(Supplied records)

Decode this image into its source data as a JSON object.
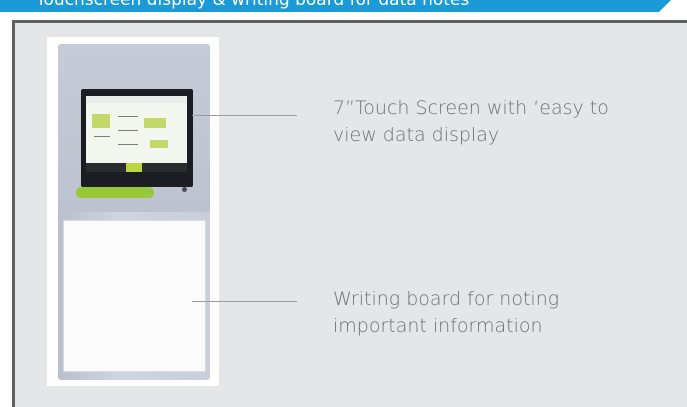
{
  "header": {
    "title": "Touchscreen display & writing board for data notes"
  },
  "callouts": {
    "touch_screen": {
      "line1": "7”Touch Screen with ‘easy to",
      "line2": "view data display"
    },
    "writing_board": {
      "line1": "Writing board for noting",
      "line2": "important information"
    }
  },
  "colors": {
    "header_bar": "#1a9ad6",
    "panel_background": "#e5e6e8",
    "panel_border": "#5f6163",
    "device_accent_green": "#97c83a",
    "text": "#6e7073"
  }
}
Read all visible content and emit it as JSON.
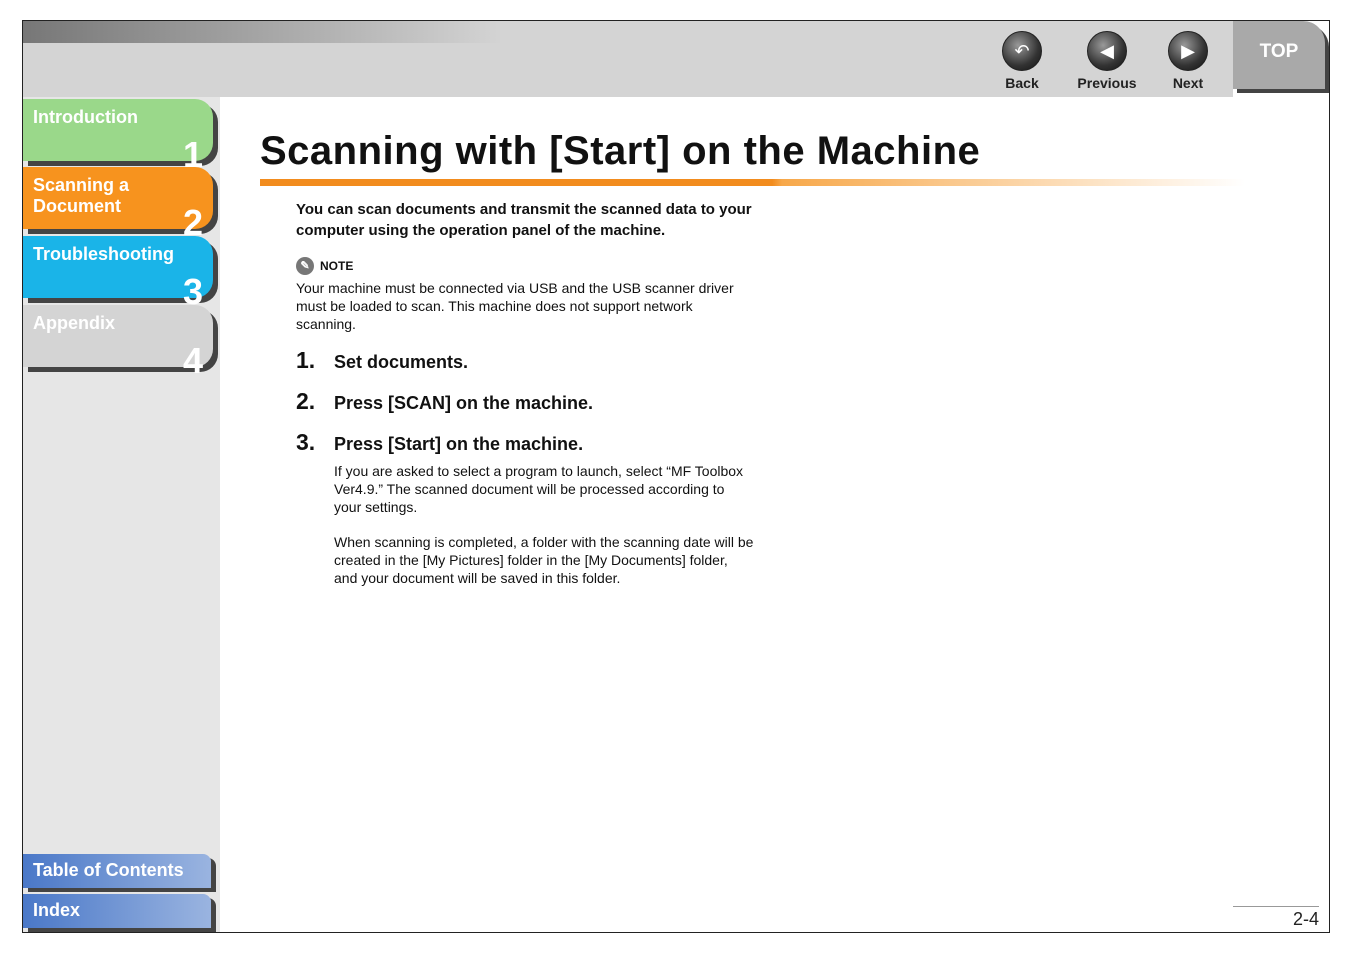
{
  "nav": {
    "back": "Back",
    "previous": "Previous",
    "next": "Next",
    "top": "TOP"
  },
  "sidebar": {
    "tabs": [
      {
        "label": "Introduction",
        "num": "1",
        "color": "#9ad88a"
      },
      {
        "label": "Scanning a Document",
        "num": "2",
        "color": "#f7931e"
      },
      {
        "label": "Troubleshooting",
        "num": "3",
        "color": "#1ab4e8"
      },
      {
        "label": "Appendix",
        "num": "4",
        "color": "#d4d4d4"
      }
    ],
    "toc": "Table of Contents",
    "index": "Index"
  },
  "page": {
    "title": "Scanning with [Start] on the Machine",
    "intro": "You can scan documents and transmit the scanned data to your computer using the operation panel of the machine.",
    "note_label": "NOTE",
    "note": "Your machine must be connected via USB and the USB scanner driver must be loaded to scan. This machine does not support network scanning.",
    "steps": [
      {
        "num": "1.",
        "text": "Set documents."
      },
      {
        "num": "2.",
        "text": "Press [SCAN] on the machine."
      },
      {
        "num": "3.",
        "text": "Press [Start] on the machine."
      }
    ],
    "step3_p1": "If you are asked to select a program to launch, select “MF Toolbox Ver4.9.” The scanned document will be processed according to your settings.",
    "step3_p2": "When scanning is completed, a folder with the scanning date will be created in the [My Pictures] folder in the [My Documents] folder, and your document will be saved in this folder.",
    "page_number": "2-4"
  }
}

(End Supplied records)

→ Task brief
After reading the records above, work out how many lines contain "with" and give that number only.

→ Result
3